> **REQUIRED ACTION**: Number of lines with "name" in the data: give that figure by itself.

####

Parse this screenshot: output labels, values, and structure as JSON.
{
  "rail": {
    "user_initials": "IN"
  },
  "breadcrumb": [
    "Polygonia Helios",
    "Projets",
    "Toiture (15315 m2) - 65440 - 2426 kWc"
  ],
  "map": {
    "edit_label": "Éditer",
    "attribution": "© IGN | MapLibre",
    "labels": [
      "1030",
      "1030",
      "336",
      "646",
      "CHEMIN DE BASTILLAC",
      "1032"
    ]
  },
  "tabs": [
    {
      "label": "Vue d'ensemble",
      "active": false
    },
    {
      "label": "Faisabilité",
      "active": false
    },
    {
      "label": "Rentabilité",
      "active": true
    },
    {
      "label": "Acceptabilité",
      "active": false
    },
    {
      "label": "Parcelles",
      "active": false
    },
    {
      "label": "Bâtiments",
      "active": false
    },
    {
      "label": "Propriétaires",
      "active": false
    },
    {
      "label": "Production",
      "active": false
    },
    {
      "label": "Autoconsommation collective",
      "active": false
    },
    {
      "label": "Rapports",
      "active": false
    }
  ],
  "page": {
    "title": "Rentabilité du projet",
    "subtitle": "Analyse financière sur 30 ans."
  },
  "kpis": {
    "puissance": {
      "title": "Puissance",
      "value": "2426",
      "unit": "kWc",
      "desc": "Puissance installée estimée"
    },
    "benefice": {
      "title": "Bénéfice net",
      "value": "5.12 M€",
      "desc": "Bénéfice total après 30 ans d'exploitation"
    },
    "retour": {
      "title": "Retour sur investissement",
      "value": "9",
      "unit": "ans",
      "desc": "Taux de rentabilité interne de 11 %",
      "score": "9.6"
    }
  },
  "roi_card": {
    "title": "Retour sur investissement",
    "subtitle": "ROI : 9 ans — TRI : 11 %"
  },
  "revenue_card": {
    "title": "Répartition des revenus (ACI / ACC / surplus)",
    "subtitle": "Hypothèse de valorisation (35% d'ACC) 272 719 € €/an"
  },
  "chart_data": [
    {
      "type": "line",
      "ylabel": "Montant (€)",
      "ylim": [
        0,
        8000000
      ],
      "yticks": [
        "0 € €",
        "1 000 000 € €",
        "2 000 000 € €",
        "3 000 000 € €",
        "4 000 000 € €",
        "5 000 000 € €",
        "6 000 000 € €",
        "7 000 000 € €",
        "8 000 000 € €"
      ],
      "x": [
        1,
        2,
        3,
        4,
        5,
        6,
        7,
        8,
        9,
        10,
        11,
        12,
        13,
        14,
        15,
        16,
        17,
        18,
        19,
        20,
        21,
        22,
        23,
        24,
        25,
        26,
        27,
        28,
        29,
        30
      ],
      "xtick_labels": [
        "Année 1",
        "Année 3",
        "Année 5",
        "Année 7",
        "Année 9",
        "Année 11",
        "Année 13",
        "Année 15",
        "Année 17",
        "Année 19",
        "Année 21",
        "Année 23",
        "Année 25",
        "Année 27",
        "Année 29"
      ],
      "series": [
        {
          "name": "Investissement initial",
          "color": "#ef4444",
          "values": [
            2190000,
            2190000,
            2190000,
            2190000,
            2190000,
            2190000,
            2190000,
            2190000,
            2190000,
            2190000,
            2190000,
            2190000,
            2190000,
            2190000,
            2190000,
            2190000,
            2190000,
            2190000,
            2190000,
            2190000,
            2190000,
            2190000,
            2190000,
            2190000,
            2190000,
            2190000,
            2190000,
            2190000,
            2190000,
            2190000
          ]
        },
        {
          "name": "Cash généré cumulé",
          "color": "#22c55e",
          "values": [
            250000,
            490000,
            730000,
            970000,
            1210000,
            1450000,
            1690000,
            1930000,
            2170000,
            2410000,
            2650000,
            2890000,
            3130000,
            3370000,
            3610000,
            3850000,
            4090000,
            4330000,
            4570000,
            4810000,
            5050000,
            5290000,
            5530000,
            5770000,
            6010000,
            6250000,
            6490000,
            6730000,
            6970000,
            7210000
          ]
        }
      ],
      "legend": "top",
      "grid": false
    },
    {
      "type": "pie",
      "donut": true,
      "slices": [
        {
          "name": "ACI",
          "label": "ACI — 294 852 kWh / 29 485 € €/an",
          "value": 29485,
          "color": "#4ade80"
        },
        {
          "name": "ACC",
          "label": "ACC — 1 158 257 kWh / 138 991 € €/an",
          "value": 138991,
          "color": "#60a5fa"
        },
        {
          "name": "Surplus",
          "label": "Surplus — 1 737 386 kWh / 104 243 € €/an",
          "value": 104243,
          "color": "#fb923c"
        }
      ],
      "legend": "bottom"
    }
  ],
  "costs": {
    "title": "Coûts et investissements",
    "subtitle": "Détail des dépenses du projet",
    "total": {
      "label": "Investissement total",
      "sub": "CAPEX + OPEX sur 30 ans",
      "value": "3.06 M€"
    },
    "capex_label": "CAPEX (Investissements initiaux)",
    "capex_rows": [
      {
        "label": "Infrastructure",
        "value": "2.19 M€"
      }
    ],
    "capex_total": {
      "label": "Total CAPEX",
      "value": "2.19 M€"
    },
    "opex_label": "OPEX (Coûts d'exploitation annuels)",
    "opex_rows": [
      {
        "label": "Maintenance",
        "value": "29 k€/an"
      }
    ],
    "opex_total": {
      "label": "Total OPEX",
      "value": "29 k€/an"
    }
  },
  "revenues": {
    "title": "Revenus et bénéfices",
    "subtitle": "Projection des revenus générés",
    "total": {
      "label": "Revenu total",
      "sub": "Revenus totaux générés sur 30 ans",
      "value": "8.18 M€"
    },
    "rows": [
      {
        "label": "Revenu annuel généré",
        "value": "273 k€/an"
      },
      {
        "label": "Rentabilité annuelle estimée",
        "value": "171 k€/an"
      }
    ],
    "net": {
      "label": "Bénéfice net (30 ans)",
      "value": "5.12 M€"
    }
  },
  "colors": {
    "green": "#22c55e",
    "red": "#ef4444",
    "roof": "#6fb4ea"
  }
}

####

> **EXERCISE SOLUTION**: 5